▸ Task item
Write out all of the lines below, exactly and completely.

▸ Entries supplied
* * * *
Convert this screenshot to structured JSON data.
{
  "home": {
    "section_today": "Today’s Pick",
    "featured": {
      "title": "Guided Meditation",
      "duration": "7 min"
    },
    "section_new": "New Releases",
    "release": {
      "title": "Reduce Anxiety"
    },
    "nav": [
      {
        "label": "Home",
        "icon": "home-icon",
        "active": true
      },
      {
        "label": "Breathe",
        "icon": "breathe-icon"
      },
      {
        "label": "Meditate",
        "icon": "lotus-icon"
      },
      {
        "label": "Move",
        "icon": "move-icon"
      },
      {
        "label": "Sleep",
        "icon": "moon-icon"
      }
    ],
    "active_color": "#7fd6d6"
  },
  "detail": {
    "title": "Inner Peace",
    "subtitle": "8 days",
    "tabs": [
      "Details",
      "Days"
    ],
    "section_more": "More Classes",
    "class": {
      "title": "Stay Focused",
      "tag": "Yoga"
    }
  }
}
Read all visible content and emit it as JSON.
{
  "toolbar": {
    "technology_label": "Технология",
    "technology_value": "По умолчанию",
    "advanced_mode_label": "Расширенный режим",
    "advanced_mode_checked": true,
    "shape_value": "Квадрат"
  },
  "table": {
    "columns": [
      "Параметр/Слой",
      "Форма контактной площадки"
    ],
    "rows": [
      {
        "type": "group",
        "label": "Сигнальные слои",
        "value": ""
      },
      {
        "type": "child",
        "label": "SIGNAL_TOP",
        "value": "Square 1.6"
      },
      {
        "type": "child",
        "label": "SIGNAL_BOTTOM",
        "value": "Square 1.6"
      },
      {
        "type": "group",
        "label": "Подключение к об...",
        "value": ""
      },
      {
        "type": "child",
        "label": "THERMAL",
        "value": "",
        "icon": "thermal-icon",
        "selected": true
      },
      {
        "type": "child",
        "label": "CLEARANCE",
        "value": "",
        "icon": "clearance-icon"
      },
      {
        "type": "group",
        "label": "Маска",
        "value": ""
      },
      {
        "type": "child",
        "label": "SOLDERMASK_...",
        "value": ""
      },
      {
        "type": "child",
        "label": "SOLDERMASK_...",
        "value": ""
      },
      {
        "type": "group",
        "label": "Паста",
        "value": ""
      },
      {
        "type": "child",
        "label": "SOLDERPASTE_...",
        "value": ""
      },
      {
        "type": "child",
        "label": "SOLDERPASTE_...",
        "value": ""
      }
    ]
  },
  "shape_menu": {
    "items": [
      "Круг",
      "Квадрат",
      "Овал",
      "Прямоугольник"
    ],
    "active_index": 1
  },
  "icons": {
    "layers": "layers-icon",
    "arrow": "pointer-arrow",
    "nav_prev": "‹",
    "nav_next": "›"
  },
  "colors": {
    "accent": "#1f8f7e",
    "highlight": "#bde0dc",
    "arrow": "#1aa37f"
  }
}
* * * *
▸ Solution to this exercise
Convert this screenshot to structured JSON data.
{
  "home": {
    "section_today": "Today’s Pick",
    "featured": {
      "title": "Guided Meditation",
      "duration": "7 min"
    },
    "section_new": "New Releases",
    "release": {
      "title": "Reduce Anxiety"
    },
    "nav": [
      {
        "label": "Home",
        "icon": "home-icon",
        "active": true
      },
      {
        "label": "Breathe",
        "icon": "breathe-icon"
      },
      {
        "label": "Meditate",
        "icon": "lotus-icon"
      },
      {
        "label": "Move",
        "icon": "move-icon"
      },
      {
        "label": "Sleep",
        "icon": "moon-icon"
      }
    ],
    "active_color": "#7fd6d6"
  },
  "detail": {
    "title": "Inner Peace",
    "subtitle": "8 days",
    "tabs": [
      "Details",
      "Days"
    ],
    "section_more": "More Classes",
    "class": {
      "title": "Stay Focused",
      "tag": "Yoga"
    }
  }
}
Read all visible content and emit it as JSON.
{
  "toolbar": {
    "technology_label": "Технология",
    "technology_value": "По умолчанию",
    "advanced_mode_label": "Расширенный режим",
    "advanced_mode_checked": true,
    "shape_value": "Квадрат"
  },
  "table": {
    "columns": [
      "Параметр/Слой",
      "Форма контактной площадки"
    ],
    "rows": [
      {
        "type": "group",
        "label": "Сигнальные слои",
        "value": ""
      },
      {
        "type": "child",
        "label": "SIGNAL_TOP",
        "value": "Square 1.6"
      },
      {
        "type": "child",
        "label": "SIGNAL_BOTTOM",
        "value": "Square 1.6"
      },
      {
        "type": "group",
        "label": "Подключение к об...",
        "value": ""
      },
      {
        "type": "child",
        "label": "THERMAL",
        "value": "",
        "icon": "thermal-icon",
        "selected": true
      },
      {
        "type": "child",
        "label": "CLEARANCE",
        "value": "",
        "icon": "clearance-icon"
      },
      {
        "type": "group",
        "label": "Маска",
        "value": ""
      },
      {
        "type": "child",
        "label": "SOLDERMASK_...",
        "value": ""
      },
      {
        "type": "child",
        "label": "SOLDERMASK_...",
        "value": ""
      },
      {
        "type": "group",
        "label": "Паста",
        "value": ""
      },
      {
        "type": "child",
        "label": "SOLDERPASTE_...",
        "value": ""
      },
      {
        "type": "child",
        "label": "SOLDERPASTE_...",
        "value": ""
      }
    ]
  },
  "shape_menu": {
    "items": [
      "Круг",
      "Квадрат",
      "Овал",
      "Прямоугольник"
    ],
    "active_index": 1
  },
  "icons": {
    "layers": "layers-icon",
    "arrow": "pointer-arrow",
    "nav_prev": "‹",
    "nav_next": "›"
  },
  "colors": {
    "accent": "#1f8f7e",
    "highlight": "#bde0dc",
    "arrow": "#1aa37f"
  }
}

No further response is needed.